When science is taught in school, it's usually presented as a logical sequence of hypotheses and experimentation. One delightful surprise when you start learning more about the process of science is that it's unpredictable, messy and weird. Some scientists prefer to highlight ways their research worked as expected—but it's a much better story when a scientist tells you everything that was spectacularly strange. Neurobiologist Kenneth C. Catania explains how a parasitic wasp turns its cockroach prey into a zombie, how the cockroach tries to protect itself from the precision attack, and how the process of studying this conflict became more improvisational and goofy with every discovery. It's appropriate that the wonderful graphic by Matthew Twombly depicting this Battle of the Bugs looks like it's from a comic book.
The more we've learned about the universe in the past 175 years since Scientific American was founded, the more mysteries and conundrums we've faced. One of the biggest puzzles right now has to do with three interrelated concepts: vacuum energy (which describes the stuff in otherwise empty space), dark energy (which is pushing the expansion of the universe) and the cosmological constant (Einstein's fix for making the math of relativity work out). The so-called cosmological constant problem is “generally regarded as one of the most awkward, embarrassing, difficult problems in theoretical physics today,” physicist Antonio Padilla tells senior editor Clara Moskowitz, who guides us expertly through the stubborn challenge of accounting for the state of the universe.
The private space industry is growing quickly, with a lot of experimentation but not a lot of regulation, and to aerospace scientist Martin N. Ross and space journalist Leonard David, it can apply lessons from the early days of commercial aviation. They point out the problems with exhaust, particulates and other emissions from rocket launches and argue that the industry will be more successful and sustainable if it controls pollution immediately.
When (and if) the postponed Summer Olympics are held in Tokyo this year, some of the world's best athletes will be prohibited from competing because of their natural levels of testosterone. The Court of Arbitration for Sport claimed that science underpinned its recent decision to require athletes to suppress their hormone levels if they want to compete in certain women's events. Neuroscientist Grace Huckins shows why there's little science to support this form of discrimination.

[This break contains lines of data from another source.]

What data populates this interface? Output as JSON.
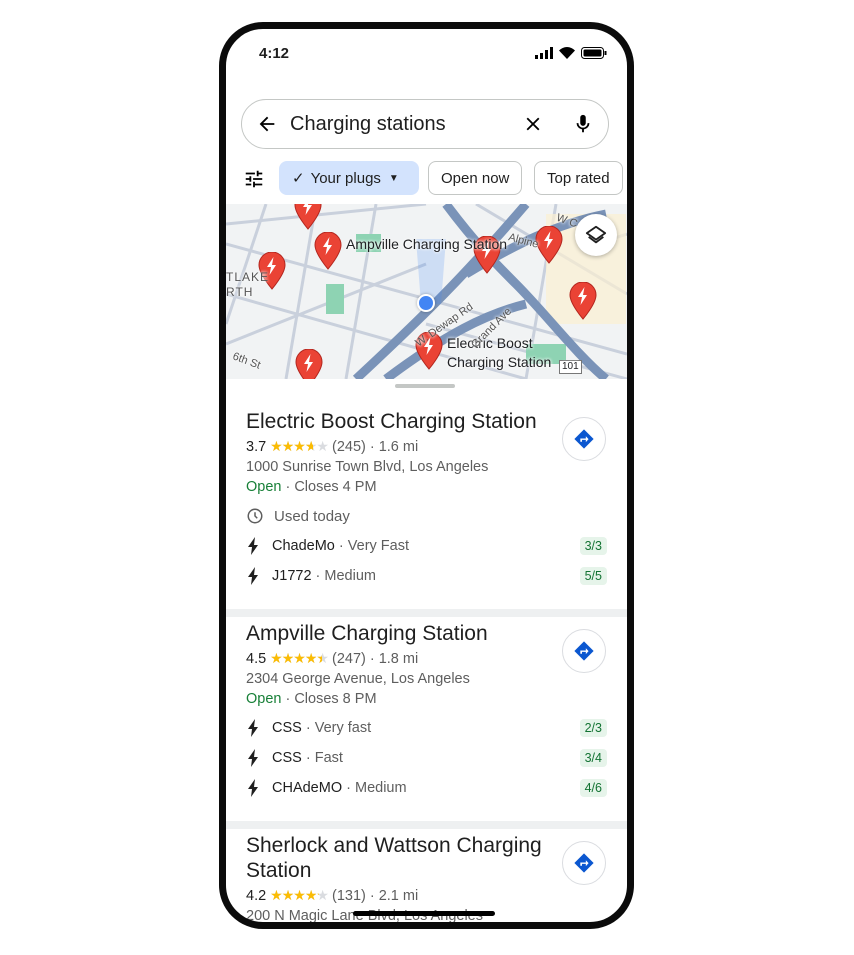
{
  "status_bar": {
    "time": "4:12"
  },
  "search": {
    "query": "Charging stations"
  },
  "filters": [
    {
      "label": "Your plugs",
      "selected": true
    },
    {
      "label": "Open now"
    },
    {
      "label": "Top rated"
    }
  ],
  "map": {
    "labels": {
      "ampville": "Ampville Charging Station",
      "electric": "Electric Boost Charging Station",
      "district1": "TLAKE",
      "district2": "RTH",
      "street1": "W. Dewap Rd",
      "street2": "Grand Ave",
      "street3": "6th St",
      "street4": "Alpine",
      "street5": "W C",
      "highway": "101"
    },
    "pin_color": "#ea4335",
    "location_color": "#4285f4"
  },
  "results": [
    {
      "name": "Electric Boost Charging Station",
      "rating": "3.7",
      "stars": 3.7,
      "reviews": "(245)",
      "distance": "1.6 mi",
      "address": "1000 Sunrise Town Blvd, Los Angeles",
      "open": "Open",
      "closes": "Closes 4 PM",
      "used": "Used today",
      "plugs": [
        {
          "name": "ChadeMo",
          "speed": "Very Fast",
          "avail": "3/3"
        },
        {
          "name": "J1772",
          "speed": "Medium",
          "avail": "5/5"
        }
      ]
    },
    {
      "name": "Ampville Charging Station",
      "rating": "4.5",
      "stars": 4.5,
      "reviews": "(247)",
      "distance": "1.8 mi",
      "address": "2304 George Avenue, Los Angeles",
      "open": "Open",
      "closes": "Closes 8 PM",
      "plugs": [
        {
          "name": "CSS",
          "speed": "Very fast",
          "avail": "2/3"
        },
        {
          "name": "CSS",
          "speed": "Fast",
          "avail": "3/4"
        },
        {
          "name": "CHAdeMO",
          "speed": "Medium",
          "avail": "4/6"
        }
      ]
    },
    {
      "name": "Sherlock and Wattson Charging Station",
      "rating": "4.2",
      "stars": 4.2,
      "reviews": "(131)",
      "distance": "2.1 mi",
      "address": "200 N Magic Lane Blvd, Los Angeles"
    }
  ]
}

Muddy Waters and Chrissie Hynde, among other musicians, have played guitars made of “swamp ash,” a lightweight wood that grows in Mississippi River lowlands and gives a warm, clear sound. Lately seasonal flooding exacerbated by climate change, as well as an invasive beetle, has threatened these trees. Guitar makers are adapting, reports Priyanka Runwal, but it's another example of how climate change is disrupting basically everything.
As Joe Biden and Kamala Harris take office, they have many problems to solve, and some of the most urgent involve science: climate change, the COVID pandemic, misinformation and mistrust, and rebuilding the science capacity in the federal government. Scientific American editors Andrea Thompson, Tanya Lewis and Jen Schwartz, respectively, take on the first three issues. A former head of the National Oceanic and Atmospheric Administration, Jane Lubchenco, recounts her experiences with Biden when he was vice president and shares some excellent advice about how he can use science to make the country better.
One of the strangest symptoms of COVID is persistent loss of smell and taste. There's some good news—the virus isn't invading the brain, as people worried at first. Damaged cells in the nose can recover, although the returning sense of smell can sometimes be distorted. For one poor patient, everything tasted like window cleaner. It's one more reason to be careful out there and try to avoid this dreadful virus. Be well.